The Synapse Transmission
  • Impulses usual travel from dendrite or cell body,
    then along the axon to a synapse.
  • Axons have synaptic knobs at their distal ends
    that secrete neurotransmitters.
  • The neurotransmitter is released when a nerve
    impulse reaches the end of an axon, this opens
    two channels Na and Ca2
  • This surge of Ca2 acts as a messenger, directing
    synaptic vesicles to empty contents.
  • Then the neurotransmitter diffuses across the
    synaptic cleft
  • A neurotransmitter reaching the dendrite or cell
    body on the distal side of the cleft triggers a
    nerve impulse.

  • Different neurotransmitters are being released on
    different occasions. The intensity and strength
    of the electrical impulse will decide which
    neurotransmitter to be released.

  • Not all neurotransmitters are known, but among
    the more profoundly mapped
  • Some medical disorders are caused by the
    dysfunction of neurotransmission in the central

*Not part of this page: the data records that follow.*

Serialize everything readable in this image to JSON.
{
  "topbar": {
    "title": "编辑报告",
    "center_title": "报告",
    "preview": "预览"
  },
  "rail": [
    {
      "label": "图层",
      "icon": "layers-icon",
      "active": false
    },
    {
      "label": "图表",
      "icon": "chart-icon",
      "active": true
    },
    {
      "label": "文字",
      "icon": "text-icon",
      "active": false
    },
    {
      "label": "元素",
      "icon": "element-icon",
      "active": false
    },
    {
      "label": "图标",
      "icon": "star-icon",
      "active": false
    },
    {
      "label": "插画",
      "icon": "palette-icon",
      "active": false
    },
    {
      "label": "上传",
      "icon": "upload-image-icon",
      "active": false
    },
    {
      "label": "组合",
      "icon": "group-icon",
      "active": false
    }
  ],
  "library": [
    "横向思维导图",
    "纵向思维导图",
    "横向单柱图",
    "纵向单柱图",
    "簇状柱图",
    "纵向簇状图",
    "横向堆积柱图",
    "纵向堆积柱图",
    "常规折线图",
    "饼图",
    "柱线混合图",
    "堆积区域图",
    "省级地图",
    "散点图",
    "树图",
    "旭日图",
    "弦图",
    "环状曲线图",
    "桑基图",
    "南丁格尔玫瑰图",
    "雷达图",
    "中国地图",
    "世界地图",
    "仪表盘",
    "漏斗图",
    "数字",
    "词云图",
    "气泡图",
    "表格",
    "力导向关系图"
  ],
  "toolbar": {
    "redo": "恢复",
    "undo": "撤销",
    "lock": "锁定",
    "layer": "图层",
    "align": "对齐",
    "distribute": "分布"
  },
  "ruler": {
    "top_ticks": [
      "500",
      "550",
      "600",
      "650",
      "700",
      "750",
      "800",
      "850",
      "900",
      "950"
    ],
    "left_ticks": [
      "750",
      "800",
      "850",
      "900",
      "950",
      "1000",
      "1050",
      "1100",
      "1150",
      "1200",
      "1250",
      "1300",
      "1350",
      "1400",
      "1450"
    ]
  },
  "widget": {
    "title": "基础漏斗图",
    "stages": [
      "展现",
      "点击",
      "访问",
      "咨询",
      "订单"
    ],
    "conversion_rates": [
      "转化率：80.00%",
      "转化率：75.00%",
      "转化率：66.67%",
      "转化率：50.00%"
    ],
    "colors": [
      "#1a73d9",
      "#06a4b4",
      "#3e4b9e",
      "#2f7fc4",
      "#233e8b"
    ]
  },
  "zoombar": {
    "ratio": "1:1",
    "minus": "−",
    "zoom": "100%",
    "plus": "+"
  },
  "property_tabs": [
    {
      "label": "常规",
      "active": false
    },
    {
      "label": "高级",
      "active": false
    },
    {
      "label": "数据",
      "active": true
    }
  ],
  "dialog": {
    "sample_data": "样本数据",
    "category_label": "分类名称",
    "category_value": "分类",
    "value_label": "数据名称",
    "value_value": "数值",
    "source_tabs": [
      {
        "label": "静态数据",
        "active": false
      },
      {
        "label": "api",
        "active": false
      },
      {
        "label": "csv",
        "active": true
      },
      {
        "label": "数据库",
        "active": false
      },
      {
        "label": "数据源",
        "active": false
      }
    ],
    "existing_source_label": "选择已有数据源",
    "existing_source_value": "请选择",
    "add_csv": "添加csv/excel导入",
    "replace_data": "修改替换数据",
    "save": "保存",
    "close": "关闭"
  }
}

    nervous system, for example lack of certain
  • One such disorder is Parkinson's disease.